> WORK TO COMPLETE:
Read the records below. Copy each line where the string "name" occurs.

> DATASET ENTRIES:

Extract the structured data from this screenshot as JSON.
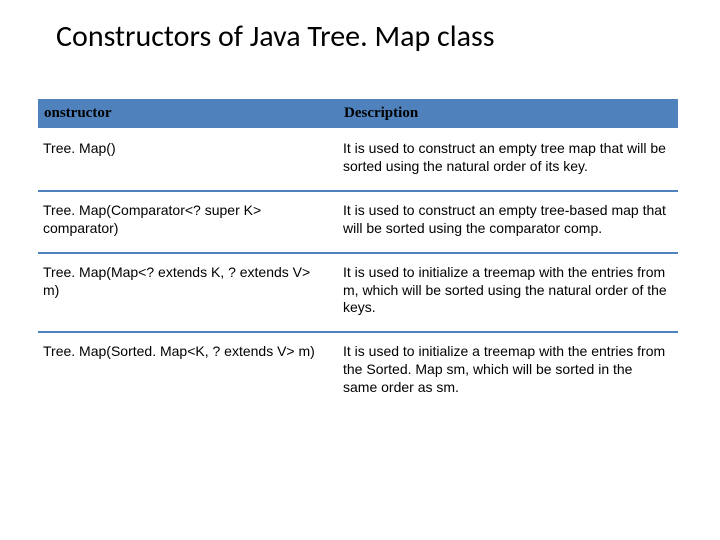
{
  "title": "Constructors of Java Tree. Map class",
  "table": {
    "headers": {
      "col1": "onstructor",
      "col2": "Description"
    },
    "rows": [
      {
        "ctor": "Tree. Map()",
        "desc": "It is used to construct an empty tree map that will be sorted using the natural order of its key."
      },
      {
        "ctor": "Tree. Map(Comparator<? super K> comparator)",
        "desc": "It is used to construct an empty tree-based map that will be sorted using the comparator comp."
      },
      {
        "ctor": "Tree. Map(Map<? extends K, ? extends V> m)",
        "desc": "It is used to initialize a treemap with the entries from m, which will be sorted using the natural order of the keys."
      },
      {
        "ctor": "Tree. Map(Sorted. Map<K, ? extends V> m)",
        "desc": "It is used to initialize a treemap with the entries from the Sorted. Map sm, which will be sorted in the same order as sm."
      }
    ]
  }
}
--
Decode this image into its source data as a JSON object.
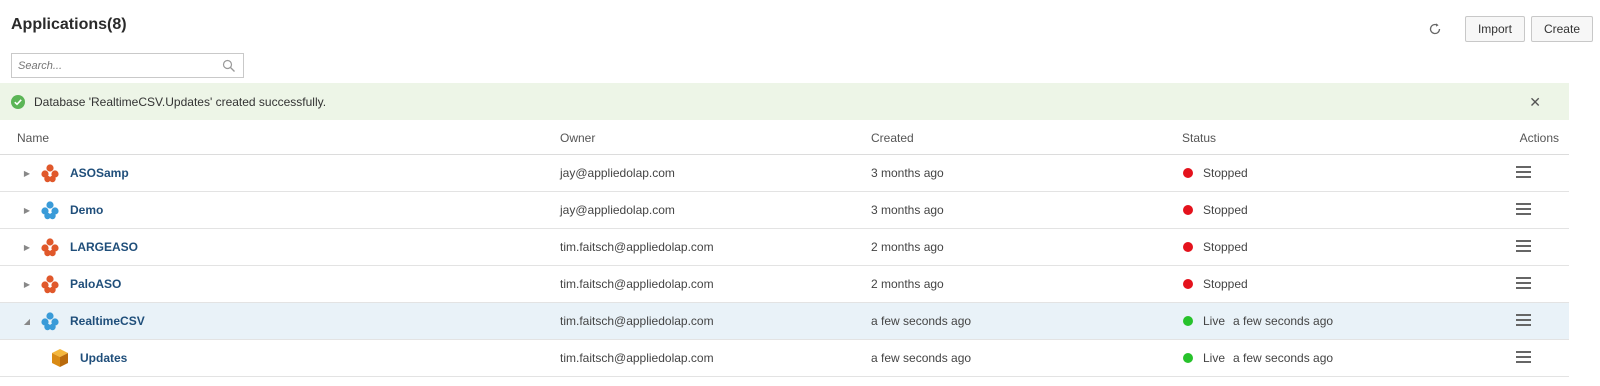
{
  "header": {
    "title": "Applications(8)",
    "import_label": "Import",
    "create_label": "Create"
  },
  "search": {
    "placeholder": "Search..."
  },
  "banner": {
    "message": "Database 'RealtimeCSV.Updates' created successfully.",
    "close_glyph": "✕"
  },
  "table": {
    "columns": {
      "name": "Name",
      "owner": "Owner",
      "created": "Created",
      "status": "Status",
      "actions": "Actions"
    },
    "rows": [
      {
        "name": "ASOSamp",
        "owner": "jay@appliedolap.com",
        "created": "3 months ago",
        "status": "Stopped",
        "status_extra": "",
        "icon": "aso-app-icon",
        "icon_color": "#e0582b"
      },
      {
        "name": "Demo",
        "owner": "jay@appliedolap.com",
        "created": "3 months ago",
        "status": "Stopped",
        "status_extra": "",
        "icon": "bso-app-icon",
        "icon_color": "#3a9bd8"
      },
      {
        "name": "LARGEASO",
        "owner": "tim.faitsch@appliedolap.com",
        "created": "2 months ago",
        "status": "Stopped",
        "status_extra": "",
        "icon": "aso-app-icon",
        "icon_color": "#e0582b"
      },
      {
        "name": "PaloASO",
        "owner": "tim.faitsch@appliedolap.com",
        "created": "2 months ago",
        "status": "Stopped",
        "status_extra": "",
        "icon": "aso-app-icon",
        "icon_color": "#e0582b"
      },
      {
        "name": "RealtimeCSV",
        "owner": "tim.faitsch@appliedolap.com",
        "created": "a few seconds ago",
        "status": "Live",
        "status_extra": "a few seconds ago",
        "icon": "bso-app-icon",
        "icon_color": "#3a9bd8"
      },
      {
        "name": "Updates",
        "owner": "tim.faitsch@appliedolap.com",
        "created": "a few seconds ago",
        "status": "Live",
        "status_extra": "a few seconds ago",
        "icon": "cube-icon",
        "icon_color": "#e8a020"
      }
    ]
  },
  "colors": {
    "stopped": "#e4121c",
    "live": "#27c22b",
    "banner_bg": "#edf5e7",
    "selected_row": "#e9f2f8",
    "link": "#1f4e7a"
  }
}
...
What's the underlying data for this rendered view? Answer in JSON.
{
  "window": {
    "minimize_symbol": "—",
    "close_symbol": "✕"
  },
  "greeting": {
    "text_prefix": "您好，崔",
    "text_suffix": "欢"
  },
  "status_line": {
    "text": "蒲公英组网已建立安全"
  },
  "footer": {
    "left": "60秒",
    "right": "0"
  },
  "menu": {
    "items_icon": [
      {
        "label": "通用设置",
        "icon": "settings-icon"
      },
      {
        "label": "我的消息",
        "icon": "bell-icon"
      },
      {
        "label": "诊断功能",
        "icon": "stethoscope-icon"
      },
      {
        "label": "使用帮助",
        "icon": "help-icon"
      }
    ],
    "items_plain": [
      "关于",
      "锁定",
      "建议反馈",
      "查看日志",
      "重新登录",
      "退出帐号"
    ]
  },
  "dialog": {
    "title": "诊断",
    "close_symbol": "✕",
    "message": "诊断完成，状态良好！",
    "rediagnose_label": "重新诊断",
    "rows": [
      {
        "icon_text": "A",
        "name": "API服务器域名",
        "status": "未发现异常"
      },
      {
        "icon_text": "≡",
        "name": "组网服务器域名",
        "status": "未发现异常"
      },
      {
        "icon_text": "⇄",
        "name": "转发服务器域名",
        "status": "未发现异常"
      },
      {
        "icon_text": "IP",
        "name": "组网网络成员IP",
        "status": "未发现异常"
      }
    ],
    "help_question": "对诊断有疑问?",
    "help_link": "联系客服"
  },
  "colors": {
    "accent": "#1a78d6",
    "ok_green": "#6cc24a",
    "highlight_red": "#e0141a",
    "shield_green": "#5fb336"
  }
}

> TASK ANSWER:
      "name": "Name",
        "name": "ASOSamp",
        "name": "Demo",
        "name": "LARGEASO",
        "name": "PaloASO",
        "name": "RealtimeCSV",
        "name": "Updates",
        "name": "API服务器域名",
        "name": "组网服务器域名",
        "name": "转发服务器域名",
        "name": "组网网络成员IP",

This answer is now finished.